4101 Mexico Rd Ste K
Saint Peters, MO 63376-6414
Monday - Saturday: 10:00am - 6:00pm

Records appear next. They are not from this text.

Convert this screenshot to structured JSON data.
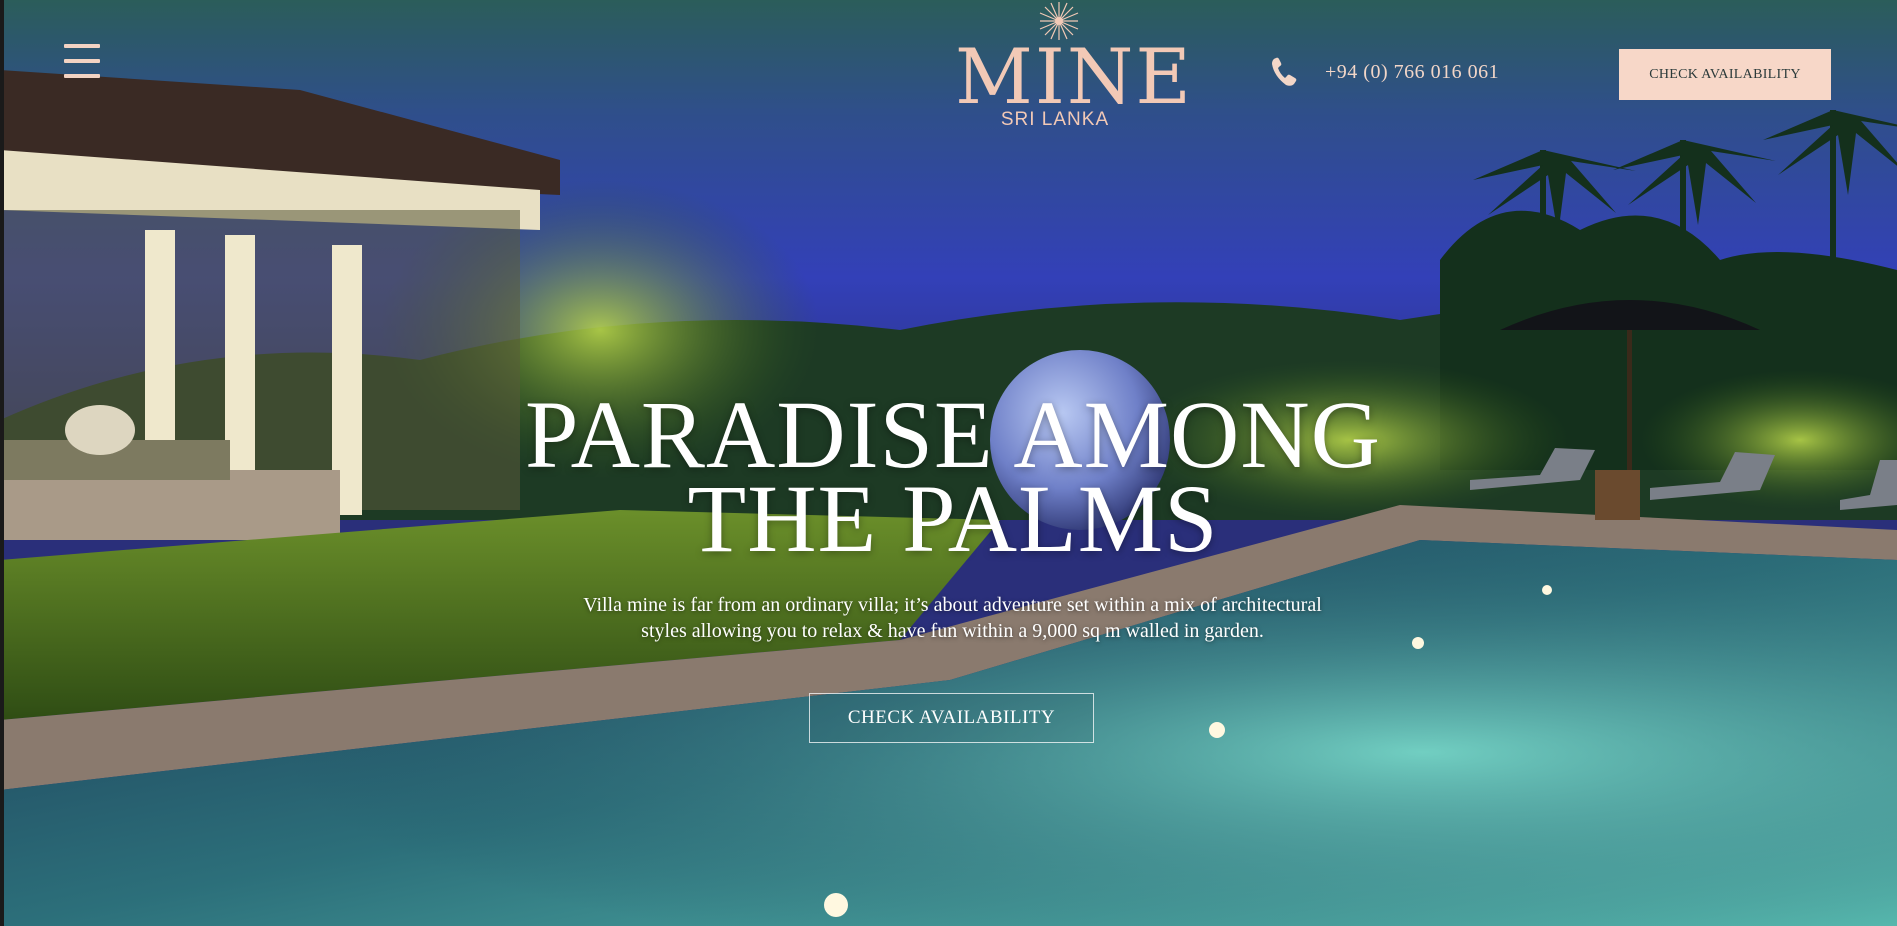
{
  "header": {
    "menu_icon": "hamburger-icon",
    "logo": {
      "word": "MINE",
      "subtitle": "SRI LANKA",
      "icon": "sunburst-icon"
    },
    "phone": {
      "icon": "phone-icon",
      "number": "+94 (0) 766 016 061"
    },
    "cta_label": "CHECK AVAILABILITY"
  },
  "hero": {
    "title_line1": "PARADISE AMONG",
    "title_line2": "THE PALMS",
    "description_line1": "Villa mine is far from an ordinary villa; it’s about adventure set within a mix of architectural",
    "description_line2": "styles allowing you to relax & have fun within a 9,000 sq m walled in garden.",
    "cta_label": "CHECK AVAILABILITY"
  },
  "colors": {
    "accent_pink": "#f7d7c8",
    "logo_pink": "#f2c9b6",
    "night_sky": "#2f3fb0",
    "pool": "#3fa9a3",
    "lawn": "#4d7a1f"
  }
}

A diet rich in antioxidants may help protect against Alzheimer's disease, according to results of the Rotterdam Study involving 5,395 people aged 55 and older. In 1990, researchers determined the participants' intakes of beta-carotene, flavonoids, vitamin C and vitamin E. During the next 10 years, participants were screened for Alzheimer's disease; a neurologist, neuropsychologist and magnetic brain imaging confirmed the condition in 146 of the subjects. Compared with participants whose diets provided fewer antioxidants, those with greater vitamin C intake cut their Alzheimer's risk nearly 30 percent; those with greater vitamin E intake by up to 43 percent. Smokers experienced the greatest risk reduction from antioxidants. Smokers, unlike the overall study population, also reduced their Alzheimer's risk when they consumed more beta-carotene and flavonoids. Maryanne Engelhart, M.D., director of this population-based prospective cohort study, suggests that by decreasing excess oxidation in the brain, antioxidants may prevent the DNA damage, neuron cell death and build-up of the brain-clogging substance beta-amyloid that typify Alzheimer's disease.